### Provided data
######
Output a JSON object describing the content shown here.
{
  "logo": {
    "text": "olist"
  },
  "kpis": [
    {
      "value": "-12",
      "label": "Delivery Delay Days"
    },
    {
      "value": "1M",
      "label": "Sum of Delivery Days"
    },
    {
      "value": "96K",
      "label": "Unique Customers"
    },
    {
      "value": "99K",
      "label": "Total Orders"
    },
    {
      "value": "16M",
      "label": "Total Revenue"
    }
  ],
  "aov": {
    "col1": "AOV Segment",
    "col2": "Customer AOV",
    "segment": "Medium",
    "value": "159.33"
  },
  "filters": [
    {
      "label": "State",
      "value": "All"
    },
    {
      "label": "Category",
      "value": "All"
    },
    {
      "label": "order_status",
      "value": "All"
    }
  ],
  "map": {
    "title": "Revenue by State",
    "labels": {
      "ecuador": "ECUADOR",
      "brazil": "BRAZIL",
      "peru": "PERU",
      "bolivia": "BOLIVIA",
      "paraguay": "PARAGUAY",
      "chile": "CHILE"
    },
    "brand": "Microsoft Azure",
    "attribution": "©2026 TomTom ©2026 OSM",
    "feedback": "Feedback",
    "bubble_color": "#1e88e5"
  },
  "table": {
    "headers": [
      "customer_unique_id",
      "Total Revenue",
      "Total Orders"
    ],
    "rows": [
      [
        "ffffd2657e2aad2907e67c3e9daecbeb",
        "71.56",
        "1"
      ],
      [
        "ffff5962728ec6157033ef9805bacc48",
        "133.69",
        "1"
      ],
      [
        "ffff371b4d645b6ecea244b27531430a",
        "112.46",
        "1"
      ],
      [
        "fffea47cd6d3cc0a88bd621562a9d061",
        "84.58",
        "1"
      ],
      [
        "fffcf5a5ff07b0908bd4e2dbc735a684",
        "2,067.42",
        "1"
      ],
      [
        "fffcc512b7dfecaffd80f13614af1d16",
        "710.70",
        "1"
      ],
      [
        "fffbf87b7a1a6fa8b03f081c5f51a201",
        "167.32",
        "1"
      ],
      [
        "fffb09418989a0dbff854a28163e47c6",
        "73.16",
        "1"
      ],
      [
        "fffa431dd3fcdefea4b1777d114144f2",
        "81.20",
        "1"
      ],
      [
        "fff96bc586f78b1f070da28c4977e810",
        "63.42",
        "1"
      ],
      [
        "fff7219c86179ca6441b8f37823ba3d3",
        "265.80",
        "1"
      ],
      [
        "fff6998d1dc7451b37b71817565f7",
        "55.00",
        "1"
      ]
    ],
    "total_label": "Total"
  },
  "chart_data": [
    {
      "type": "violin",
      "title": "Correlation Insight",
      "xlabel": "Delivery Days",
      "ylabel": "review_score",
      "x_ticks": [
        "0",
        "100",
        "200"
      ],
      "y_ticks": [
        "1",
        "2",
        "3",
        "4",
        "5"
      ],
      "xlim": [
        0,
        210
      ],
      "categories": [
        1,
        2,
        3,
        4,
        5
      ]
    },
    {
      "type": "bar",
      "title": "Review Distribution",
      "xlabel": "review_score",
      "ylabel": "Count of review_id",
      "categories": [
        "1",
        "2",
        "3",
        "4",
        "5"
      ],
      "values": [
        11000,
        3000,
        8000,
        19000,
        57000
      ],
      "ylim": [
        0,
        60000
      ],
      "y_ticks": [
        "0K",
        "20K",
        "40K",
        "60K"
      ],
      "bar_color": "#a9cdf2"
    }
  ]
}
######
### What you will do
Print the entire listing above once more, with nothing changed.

### Exercise result
Output a JSON object describing the content shown here.
{
  "logo": {
    "text": "olist"
  },
  "kpis": [
    {
      "value": "-12",
      "label": "Delivery Delay Days"
    },
    {
      "value": "1M",
      "label": "Sum of Delivery Days"
    },
    {
      "value": "96K",
      "label": "Unique Customers"
    },
    {
      "value": "99K",
      "label": "Total Orders"
    },
    {
      "value": "16M",
      "label": "Total Revenue"
    }
  ],
  "aov": {
    "col1": "AOV Segment",
    "col2": "Customer AOV",
    "segment": "Medium",
    "value": "159.33"
  },
  "filters": [
    {
      "label": "State",
      "value": "All"
    },
    {
      "label": "Category",
      "value": "All"
    },
    {
      "label": "order_status",
      "value": "All"
    }
  ],
  "map": {
    "title": "Revenue by State",
    "labels": {
      "ecuador": "ECUADOR",
      "brazil": "BRAZIL",
      "peru": "PERU",
      "bolivia": "BOLIVIA",
      "paraguay": "PARAGUAY",
      "chile": "CHILE"
    },
    "brand": "Microsoft Azure",
    "attribution": "©2026 TomTom ©2026 OSM",
    "feedback": "Feedback",
    "bubble_color": "#1e88e5"
  },
  "table": {
    "headers": [
      "customer_unique_id",
      "Total Revenue",
      "Total Orders"
    ],
    "rows": [
      [
        "ffffd2657e2aad2907e67c3e9daecbeb",
        "71.56",
        "1"
      ],
      [
        "ffff5962728ec6157033ef9805bacc48",
        "133.69",
        "1"
      ],
      [
        "ffff371b4d645b6ecea244b27531430a",
        "112.46",
        "1"
      ],
      [
        "fffea47cd6d3cc0a88bd621562a9d061",
        "84.58",
        "1"
      ],
      [
        "fffcf5a5ff07b0908bd4e2dbc735a684",
        "2,067.42",
        "1"
      ],
      [
        "fffcc512b7dfecaffd80f13614af1d16",
        "710.70",
        "1"
      ],
      [
        "fffbf87b7a1a6fa8b03f081c5f51a201",
        "167.32",
        "1"
      ],
      [
        "fffb09418989a0dbff854a28163e47c6",
        "73.16",
        "1"
      ],
      [
        "fffa431dd3fcdefea4b1777d114144f2",
        "81.20",
        "1"
      ],
      [
        "fff96bc586f78b1f070da28c4977e810",
        "63.42",
        "1"
      ],
      [
        "fff7219c86179ca6441b8f37823ba3d3",
        "265.80",
        "1"
      ],
      [
        "fff6998d1dc7451b37b71817565f7",
        "55.00",
        "1"
      ]
    ],
    "total_label": "Total"
  },
  "chart_data": [
    {
      "type": "violin",
      "title": "Correlation Insight",
      "xlabel": "Delivery Days",
      "ylabel": "review_score",
      "x_ticks": [
        "0",
        "100",
        "200"
      ],
      "y_ticks": [
        "1",
        "2",
        "3",
        "4",
        "5"
      ],
      "xlim": [
        0,
        210
      ],
      "categories": [
        1,
        2,
        3,
        4,
        5
      ]
    },
    {
      "type": "bar",
      "title": "Review Distribution",
      "xlabel": "review_score",
      "ylabel": "Count of review_id",
      "categories": [
        "1",
        "2",
        "3",
        "4",
        "5"
      ],
      "values": [
        11000,
        3000,
        8000,
        19000,
        57000
      ],
      "ylim": [
        0,
        60000
      ],
      "y_ticks": [
        "0K",
        "20K",
        "40K",
        "60K"
      ],
      "bar_color": "#a9cdf2"
    }
  ]
}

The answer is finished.